My favourite spoken word track in the suite by a country mile; this was one of the last tracks to be recorded for the album and as such it was recorded entirely on the band’s new Pro Tools 8 system. For me this section just shines simply because of a tour de force performance from another of our guest artists, writer and stand up performer, Iain Houston. Iain is a master of regional accents and although you only hear a fraction of what he is capable of on this track (he did all of the spoken word sections along with Robert and my father and we simply chose the most appropriate people to play the small cast of characters that appear in this sequence of songs), Iain nailed the character of the Refugee on the run from the followers of The Big Red Spark. It’s a very dark but inspired bit of writing from Robert too. The piano part is me trying very hard (and failing naturally) to be Mark Hollis from Talk Talk.
This is one of a number of pieces I wrote to show the different worlds of the Big Red Spark. Simon’s right; it’s the best one. And Iain is awesome. It was originally called “The Invasion of the BRS” but luckily it isn't any more.
There’s only a handful of us left now. It was easy in the beginning; all we had to do was nod and smile, as everyone we knew babbled happily and incessantly about this thing they’d found, this great idea, this awesome machine that would provide the answer to everything.
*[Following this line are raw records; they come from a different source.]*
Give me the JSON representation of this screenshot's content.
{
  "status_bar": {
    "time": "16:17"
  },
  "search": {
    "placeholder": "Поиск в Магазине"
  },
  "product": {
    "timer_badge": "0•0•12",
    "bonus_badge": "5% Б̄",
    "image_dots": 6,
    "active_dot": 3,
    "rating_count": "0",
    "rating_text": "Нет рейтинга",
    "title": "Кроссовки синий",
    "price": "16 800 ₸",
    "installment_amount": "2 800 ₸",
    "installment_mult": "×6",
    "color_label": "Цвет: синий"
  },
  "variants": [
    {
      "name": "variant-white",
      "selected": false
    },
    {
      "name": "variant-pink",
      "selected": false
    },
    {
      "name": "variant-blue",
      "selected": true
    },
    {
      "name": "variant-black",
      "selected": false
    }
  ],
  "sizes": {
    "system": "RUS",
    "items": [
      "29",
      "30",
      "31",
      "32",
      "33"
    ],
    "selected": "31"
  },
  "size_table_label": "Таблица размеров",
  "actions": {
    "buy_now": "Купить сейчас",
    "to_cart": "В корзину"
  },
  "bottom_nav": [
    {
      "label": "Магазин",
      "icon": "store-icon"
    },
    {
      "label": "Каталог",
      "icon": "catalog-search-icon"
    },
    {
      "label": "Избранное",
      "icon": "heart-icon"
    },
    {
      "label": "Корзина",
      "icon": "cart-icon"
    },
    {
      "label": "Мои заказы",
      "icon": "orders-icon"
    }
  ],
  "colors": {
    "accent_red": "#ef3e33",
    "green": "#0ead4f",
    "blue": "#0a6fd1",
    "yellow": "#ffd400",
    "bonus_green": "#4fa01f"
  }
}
They’d wait for us to contribute our insights, and then confusion and disappointment would set in when, backed into a corner, we’d finally had to admit we had no clue, not even what it was called.
Sometimes there was sympathy, but as the factories roared to life, there was more and more resentment, guarded talk about “not pulling our weight” until finally we were openly treated like morons, not fit to perform even menial tasks for the “Cause”.
When it became obvious (to them, at least) that the construction required human sacrifice – then we were fair game at last.
Some of us escaped the camps, living in ditches and begging where we could. Unable to bluff any further, we could at least recognise each other and join up, whilst the rest of the world went to hell in a handbasket.
So now it’s dark. The house I’m in with four others has no water or electricity, but we should be safe for the moment – I don’t think the patrols come out this far. But I keep wondering to myself – what will happen when they’re done? I asked my wife once, near the beginning – “What does it do? What’s it for?”
All she did was look at me, and I never got an answer. I don’t think they know. The whole world is building this thing, and I don’t think they have the first clue. God help us all.